Tuesday, February 11, 2014

From an Alternate Universe - Meet the Anti-Beedo

Or, A Theoretical Framework for Building the Sandbox Megadungeon

Yesterday's post concluded with this delightful challenge:
Pick One:  Do I want to spend my time working on the kind of dungeon that I, as referee, will never expect to finish, or work on the kind of dungeon the players will never expect to finish?

Although I've called out various projects on the blog as "megadungeons", I would submit they fall more into the camp of 'dungeons I may never finish' rather than 'dungeons so large the players may never finish them'.  It's very hard to write both briefly and evocatively, so they end up more detailed and wordy than I'd like, and my pace of development is usually just ahead of the players instead of miles ahead of them.  One snap of burnout or gamer attention deficit disorder, and BAM - we're on to something else, like Cthulhu gaming.  Then who knows if they'll ever get finished.

Let's take a look at how Harrow Home is being constructed.  I've previously stated the map is the very last thing that gets done by me.  I start with a notebook and create a written scheme for each level, identifying set pieces and major characters and encounter areas.  I spend a lot of time in meetings or traveling with my notebook, so I'm able to jot notes all the time.  The scope of the map is bound by the extent of my written notes.  The encounter ideas and set pieces are adjusted as necessary to fit the map, then I circle back and embellish any filler areas or empty spaces.

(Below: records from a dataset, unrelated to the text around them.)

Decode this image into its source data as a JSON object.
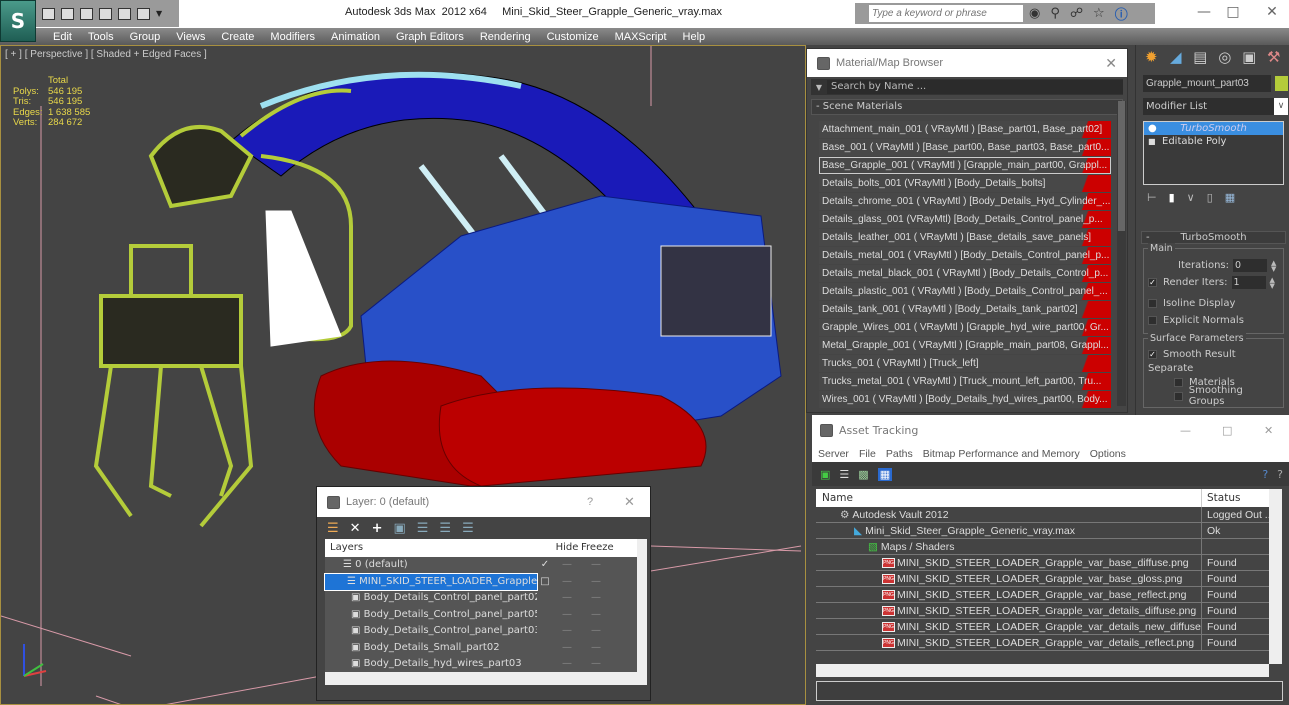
{
  "app": {
    "title": "Autodesk 3ds Max  2012 x64     Mini_Skid_Steer_Grapple_Generic_vray.max",
    "logo_icon": "3dsmax-logo-icon",
    "quick_access": [
      "open-icon",
      "save-icon",
      "new-icon",
      "hold-icon",
      "undo-icon",
      "redo-icon",
      "dropdown-icon"
    ],
    "search_placeholder": "Type a keyword or phrase",
    "search_tools": [
      "binoculars-icon",
      "wrench-icon",
      "satellite-icon",
      "star-icon",
      "help-icon"
    ],
    "window_controls": {
      "minimize": "—",
      "maximize": "□",
      "close": "✕"
    }
  },
  "menu": [
    "Edit",
    "Tools",
    "Group",
    "Views",
    "Create",
    "Modifiers",
    "Animation",
    "Graph Editors",
    "Rendering",
    "Customize",
    "MAXScript",
    "Help"
  ],
  "viewport": {
    "label": "[ + ] [ Perspective ] [ Shaded + Edged Faces ]",
    "stats_header": "Total",
    "stats": [
      {
        "k": "Polys:",
        "v": "546 195"
      },
      {
        "k": "Tris:",
        "v": "546 195"
      },
      {
        "k": "Edges:",
        "v": "1 638 585"
      },
      {
        "k": "Verts:",
        "v": "284 672"
      }
    ]
  },
  "material_browser": {
    "title": "Material/Map Browser",
    "search_placeholder": "Search by Name ...",
    "section": "- Scene Materials",
    "items": [
      "Attachment_main_001  ( VRayMtl )  [Base_part01, Base_part02]",
      "Base_001  ( VRayMtl )  [Base_part00, Base_part03, Base_part0...",
      "Base_Grapple_001  ( VRayMtl )  [Grapple_main_part00, Grappl...",
      "Details_bolts_001  (VRayMtl )  [Body_Details_bolts]",
      "Details_chrome_001  ( VRayMtl )  [Body_Details_Hyd_Cylinder_...",
      "Details_glass_001 (VRayMtl) [Body_Details_Control_panel_p...",
      "Details_leather_001  ( VRayMtl )  [Base_details_save_panels]",
      "Details_metal_001  ( VRayMtl )  [Body_Details_Control_panel_p...",
      "Details_metal_black_001  ( VRayMtl )  [Body_Details_Control_p...",
      "Details_plastic_001  ( VRayMtl )  [Body_Details_Control_panel_...",
      "Details_tank_001  ( VRayMtl )  [Body_Details_tank_part02]",
      "Grapple_Wires_001  ( VRayMtl )  [Grapple_hyd_wire_part00, Gr...",
      "Metal_Grapple_001  ( VRayMtl )  [Grapple_main_part08, Grappl...",
      "Trucks_001  ( VRayMtl )  [Truck_left]",
      "Trucks_metal_001   ( VRayMtl )  [Truck_mount_left_part00, Tru...",
      "Wires_001  ( VRayMtl )  [Body_Details_hyd_wires_part00, Body..."
    ],
    "selected_index": 2
  },
  "command_panel": {
    "tabs": [
      "create-icon",
      "modify-icon",
      "hierarchy-icon",
      "motion-icon",
      "display-icon",
      "utilities-icon"
    ],
    "object_name": "Grapple_mount_part03",
    "object_color": "#b4cc3a",
    "modifier_list": "Modifier List",
    "stack": [
      {
        "label": "TurboSmooth",
        "selected": true
      },
      {
        "label": "Editable Poly",
        "selected": false
      }
    ],
    "rollout_title": "TurboSmooth",
    "main_group": "Main",
    "iterations_label": "Iterations:",
    "iterations": "0",
    "render_iters_label": "Render Iters:",
    "render_iters": "1",
    "render_iters_checked": true,
    "isoline_label": "Isoline Display",
    "isoline_checked": false,
    "explicit_label": "Explicit Normals",
    "explicit_checked": false,
    "surface_group": "Surface Parameters",
    "smooth_result_label": "Smooth Result",
    "smooth_result_checked": true,
    "separate_label": "Separate",
    "materials_label": "Materials",
    "smoothing_groups_label": "Smoothing Groups"
  },
  "asset_tracking": {
    "title": "Asset Tracking",
    "menu": [
      "Server",
      "File",
      "Paths",
      "Bitmap Performance and Memory",
      "Options"
    ],
    "col_name": "Name",
    "col_status": "Status",
    "rows": [
      {
        "indent": 1,
        "icon": "vault-icon",
        "name": "Autodesk Vault 2012",
        "status": "Logged Out ..."
      },
      {
        "indent": 2,
        "icon": "max-file-icon",
        "name": "Mini_Skid_Steer_Grapple_Generic_vray.max",
        "status": "Ok"
      },
      {
        "indent": 3,
        "icon": "maps-icon",
        "name": "Maps / Shaders",
        "status": ""
      },
      {
        "indent": 4,
        "icon": "png-icon",
        "name": "MINI_SKID_STEER_LOADER_Grapple_var_base_diffuse.png",
        "status": "Found"
      },
      {
        "indent": 4,
        "icon": "png-icon",
        "name": "MINI_SKID_STEER_LOADER_Grapple_var_base_gloss.png",
        "status": "Found"
      },
      {
        "indent": 4,
        "icon": "png-icon",
        "name": "MINI_SKID_STEER_LOADER_Grapple_var_base_reflect.png",
        "status": "Found"
      },
      {
        "indent": 4,
        "icon": "png-icon",
        "name": "MINI_SKID_STEER_LOADER_Grapple_var_details_diffuse.png",
        "status": "Found"
      },
      {
        "indent": 4,
        "icon": "png-icon",
        "name": "MINI_SKID_STEER_LOADER_Grapple_var_details_new_diffuse.png",
        "status": "Found"
      },
      {
        "indent": 4,
        "icon": "png-icon",
        "name": "MINI_SKID_STEER_LOADER_Grapple_var_details_reflect.png",
        "status": "Found"
      }
    ]
  },
  "layer_dialog": {
    "title": "Layer: 0 (default)",
    "help": "?",
    "close": "✕",
    "col_layers": "Layers",
    "col_hide": "Hide",
    "col_freeze": "Freeze",
    "rows": [
      {
        "indent": 1,
        "name": "0 (default)",
        "current": "✓",
        "selected": false
      },
      {
        "indent": 1,
        "name": "MINI_SKID_STEER_LOADER_Grapple_var",
        "current": "□",
        "selected": true
      },
      {
        "indent": 2,
        "name": "Body_Details_Control_panel_part02",
        "current": "",
        "selected": false
      },
      {
        "indent": 2,
        "name": "Body_Details_Control_panel_part05",
        "current": "",
        "selected": false
      },
      {
        "indent": 2,
        "name": "Body_Details_Control_panel_part03",
        "current": "",
        "selected": false
      },
      {
        "indent": 2,
        "name": "Body_Details_Small_part02",
        "current": "",
        "selected": false
      },
      {
        "indent": 2,
        "name": "Body_Details_hyd_wires_part03",
        "current": "",
        "selected": false
      }
    ],
    "hide_mark": "—",
    "freeze_mark": "—"
  }
}
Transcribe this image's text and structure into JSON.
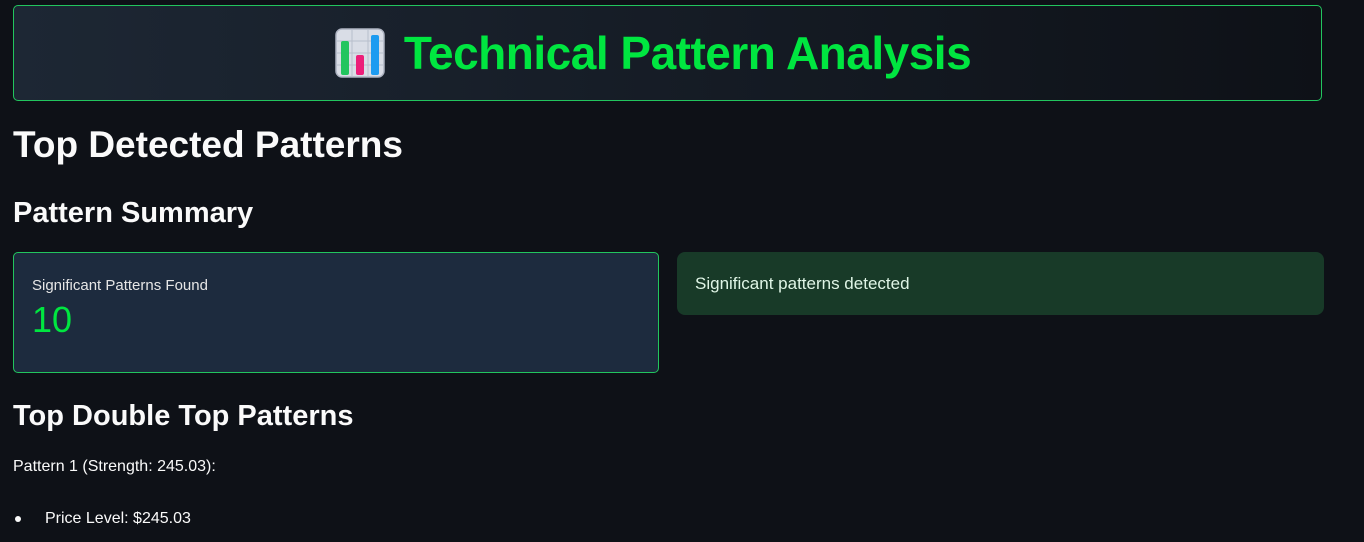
{
  "header": {
    "icon": "bar-chart-icon",
    "title": "Technical Pattern Analysis",
    "accent_color": "#00e640"
  },
  "main": {
    "heading": "Top Detected Patterns",
    "summary_heading": "Pattern Summary",
    "metric": {
      "label": "Significant Patterns Found",
      "value": "10"
    },
    "status_message": "Significant patterns detected",
    "double_top_heading": "Top Double Top Patterns",
    "patterns": [
      {
        "title": "Pattern 1 (Strength: 245.03):",
        "details": [
          "Price Level: $245.03"
        ]
      }
    ]
  }
}
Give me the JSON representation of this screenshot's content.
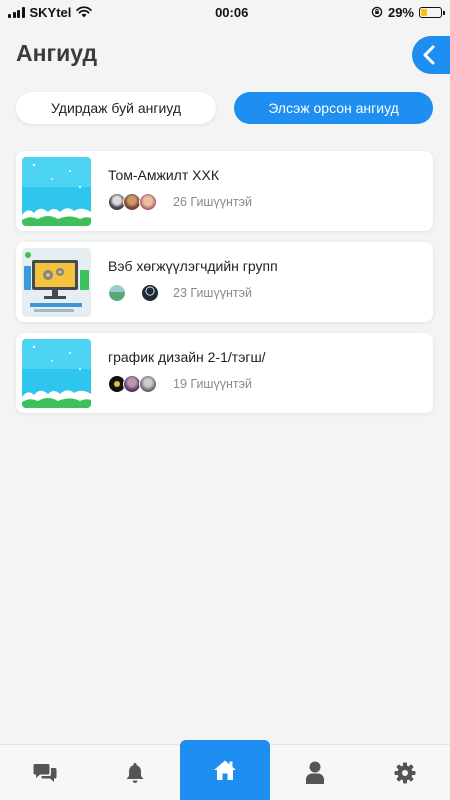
{
  "status_bar": {
    "carrier": "SKYtel",
    "time": "00:06",
    "battery_percent": "29%",
    "battery_level": 0.29
  },
  "header": {
    "title": "Ангиуд",
    "back_icon": "chevron-left-icon"
  },
  "tabs": [
    {
      "label": "Удирдаж буй ангиуд",
      "active": false
    },
    {
      "label": "Элсэж орсон ангиуд",
      "active": true
    }
  ],
  "classes": [
    {
      "name": "Том-Амжилт ХХК",
      "members": "26 Гишүүнтэй",
      "thumbnail": "sky-clouds"
    },
    {
      "name": "Вэб хөгжүүлэгчдийн групп",
      "members": "23 Гишүүнтэй",
      "thumbnail": "web-dev-illustration"
    },
    {
      "name": "график дизайн 2-1/тэгш/",
      "members": "19 Гишүүнтэй",
      "thumbnail": "sky-clouds"
    }
  ],
  "bottom_nav": [
    {
      "icon": "chat-icon",
      "active": false
    },
    {
      "icon": "bell-icon",
      "active": false
    },
    {
      "icon": "home-icon",
      "active": true
    },
    {
      "icon": "user-icon",
      "active": false
    },
    {
      "icon": "gear-icon",
      "active": false
    }
  ],
  "colors": {
    "accent": "#1e8ef0",
    "background": "#f4f4f5",
    "nav_icon": "#555555"
  }
}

Maybe what follows isn't serious advice, but it goes something like this:  When you need to do something differently than how you're doing it, imagine how another person behaves, and then just act like the other guy.

So how would the Anti-Beedo approach a gigantic megadungeon project?  (Here's an aside about poor Beedo.  My blogger handle, Beedo, is gone.  I recently took the G+ plunge and it merged my G+ and blogger accounts.  Alas poor Beedo!  I knew him.  A fellow of infinite jest.  Now all of you are stuck with me).

Our imaginary Anti-Beedo starts with the map - the bigger the better.  I'm not terribly creative at drawing, so let's go find an appropriate random dungeon generator.  (If you know of a random generator you like, the Anti-Beedo would be grateful if you shared it in the comments).

Next up, the Anti-Beedo needs to quickly stock this monstrous thing.  I have no problem 'programming' in Excel to create a random dungeon stocker; I've frequently used the algorithms from Moldvay's Basic.  The content is another matter.

First off, you'll need a gigantic bestiary to go along with those gigantic maps.  I really liked the encounter tables from AD&D Monster Manual 2, from back in the day.  All the monsters were given ratings of Common, Uncommon, Rare, and Very Rare, and the encounter tables used bell curves assigning rarity based on a slot in the curve.  I could get behind that type of approach for structuring a large bestiary.

The esteemed Hack and Slash blog has a lot of resources for generating tricks and traps - I've used Courtney's trap generation tables plenty (check out the OSR resources area in his sidebar).  That'd be my first place to help fill out random stockers for tricks and traps.  I had heard someone was putting an index together for the 1d12 guy - The Dungeon Dozen (indeed - there is a fantastic index here).  Are there any other resources you guys like to use for tricks, traps, and specials?

You see where this is going.  Phase 1 of the Anti-Beedo's project is to draw maps - huge maps.  Anti-Beedo starts with the task I usually do dead last.  Phase 2 involves the creation of a giant bestiary, and tables for generating flavorful tricks, traps, and specials.  While I spend my time on "story" and cool encounter ideas, the Anti-Beedo mocks at such efforts this early in the process.  Randomize it up, baby.  Run your crazy dungeon stocker algorithm through dice rolls, Excel, a programming language, whatever.  Voila, you have the barebones for an instant megadungeon.  A gigantic megadungeon.

Phase 3 is actually going through the room by room descriptions and jotting in some brief notes that make sense of it all - incorporating the dungeon's back story, adding motivations or plots to the inhabitants, creating explanations for the placement of lairs, and so forth.  The stuff I usually do first, the Anti-Beedo tackles last.  And instead of jotting idle thoughts in his spare time months in advance, the Anti-Beedo saves it for game prep the week of the game.  He's all about the "just in time preparation".

Up until now, this has been a thought experiment.  Should it go any further?  Could I take one of my ideas and jam it through the Anti-Beedo's madness and see what comes out the other side?  I'm intrigued that the end result is potentially a vast, lightly detailed locale that provides a strong framework for improvisation - but allows the referee to elaborate between sessions.